### Entries supplied
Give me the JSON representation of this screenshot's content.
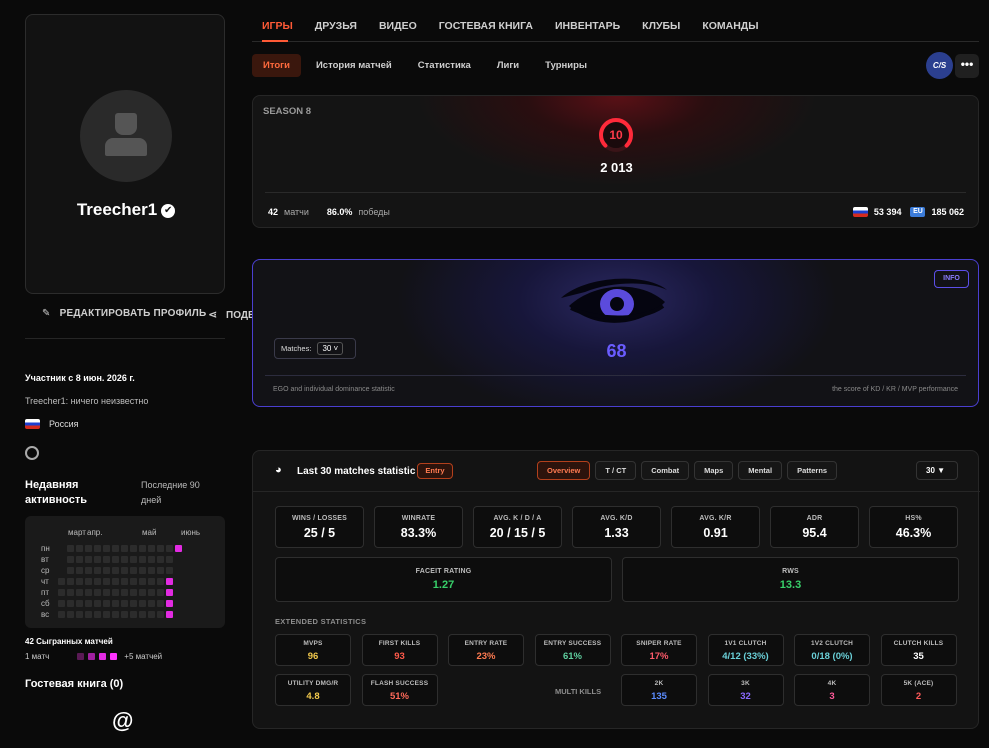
{
  "profile": {
    "username": "Treecher1",
    "verified_glyph": "✔",
    "edit_label": "РЕДАКТИРОВАТЬ ПРОФИЛЬ",
    "share_label": "ПОДЕЛИТЬСЯ",
    "member_since": "Участник с 8 июн. 2026 г.",
    "bio": "Treecher1: ничего неизвестно",
    "country": "Россия",
    "recent_activity_title": "Недавняя активность",
    "recent_activity_range": "Последние 90 дней",
    "heatmap_months": [
      "март",
      "апр.",
      "май",
      "июнь"
    ],
    "heatmap_days": [
      "пн",
      "вт",
      "ср",
      "чт",
      "пт",
      "сб",
      "вс"
    ],
    "matches_played": "42 Сыгранных матчей",
    "legend_min": "1 матч",
    "legend_max": "+5 матчей",
    "guestbook": "Гостевая книга (0)",
    "guestbook_icon": "@"
  },
  "nav": {
    "main": [
      "ИГРЫ",
      "ДРУЗЬЯ",
      "ВИДЕО",
      "ГОСТЕВАЯ КНИГА",
      "ИНВЕНТАРЬ",
      "КЛУБЫ",
      "КОМАНДЫ"
    ],
    "sub": [
      "Итоги",
      "История матчей",
      "Статистика",
      "Лиги",
      "Турниры"
    ],
    "game_badge": "C/S",
    "more": "•••"
  },
  "season": {
    "title": "SEASON 8",
    "level": "10",
    "elo": "2 013",
    "matches_value": "42",
    "matches_label": "матчи",
    "winrate_value": "86.0%",
    "winrate_label": "победы",
    "country_rank": "53 394",
    "region_rank": "185 062",
    "region_icon": "EU"
  },
  "ego": {
    "info": "INFO",
    "score": "68",
    "matches_label": "Matches:",
    "matches_value": "30 ˅",
    "left_note": "EGO and individual dominance statistic",
    "right_note": "the score of KD / KR / MVP performance"
  },
  "stats": {
    "title": "Last 30 matches statistic",
    "badge": "Entry",
    "tabs": [
      "Overview",
      "T / CT",
      "Combat",
      "Maps",
      "Mental",
      "Patterns"
    ],
    "count": "30  ▼",
    "top": [
      {
        "label": "WINS / LOSSES",
        "value": "25 / 5"
      },
      {
        "label": "WINRATE",
        "value": "83.3%"
      },
      {
        "label": "AVG. K / D / A",
        "value": "20 / 15 / 5"
      },
      {
        "label": "AVG. K/D",
        "value": "1.33"
      },
      {
        "label": "AVG. K/R",
        "value": "0.91"
      },
      {
        "label": "ADR",
        "value": "95.4"
      },
      {
        "label": "HS%",
        "value": "46.3%"
      }
    ],
    "ratings": [
      {
        "label": "FACEIT RATING",
        "value": "1.27"
      },
      {
        "label": "RWS",
        "value": "13.3"
      }
    ],
    "extended_title": "EXTENDED STATISTICS",
    "extended": [
      {
        "label": "MVPS",
        "value": "96",
        "color": "#f2c94c"
      },
      {
        "label": "FIRST KILLS",
        "value": "93",
        "color": "#ff5a4a"
      },
      {
        "label": "ENTRY RATE",
        "value": "23%",
        "color": "#ff7b51"
      },
      {
        "label": "ENTRY SUCCESS",
        "value": "61%",
        "color": "#5fd0a0"
      },
      {
        "label": "SNIPER RATE",
        "value": "17%",
        "color": "#ff5a6a"
      },
      {
        "label": "1V1 CLUTCH",
        "value": "4/12 (33%)",
        "color": "#6ad0d8"
      },
      {
        "label": "1V2 CLUTCH",
        "value": "0/18 (0%)",
        "color": "#6ad0d8"
      },
      {
        "label": "CLUTCH KILLS",
        "value": "35",
        "color": "#ffffff"
      }
    ],
    "extended2": [
      {
        "label": "UTILITY DMG/R",
        "value": "4.8",
        "color": "#f2c94c"
      },
      {
        "label": "FLASH SUCCESS",
        "value": "51%",
        "color": "#ff6a5a"
      }
    ],
    "multi_kills_label": "MULTI KILLS",
    "multi": [
      {
        "label": "2K",
        "value": "135",
        "color": "#5b8cff"
      },
      {
        "label": "3K",
        "value": "32",
        "color": "#8a6aff"
      },
      {
        "label": "4K",
        "value": "3",
        "color": "#ff5a9a"
      },
      {
        "label": "5K (ACE)",
        "value": "2",
        "color": "#ff5a5a"
      }
    ]
  }
}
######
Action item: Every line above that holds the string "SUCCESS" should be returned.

Your solution:
        "label": "ENTRY SUCCESS",
        "label": "FLASH SUCCESS",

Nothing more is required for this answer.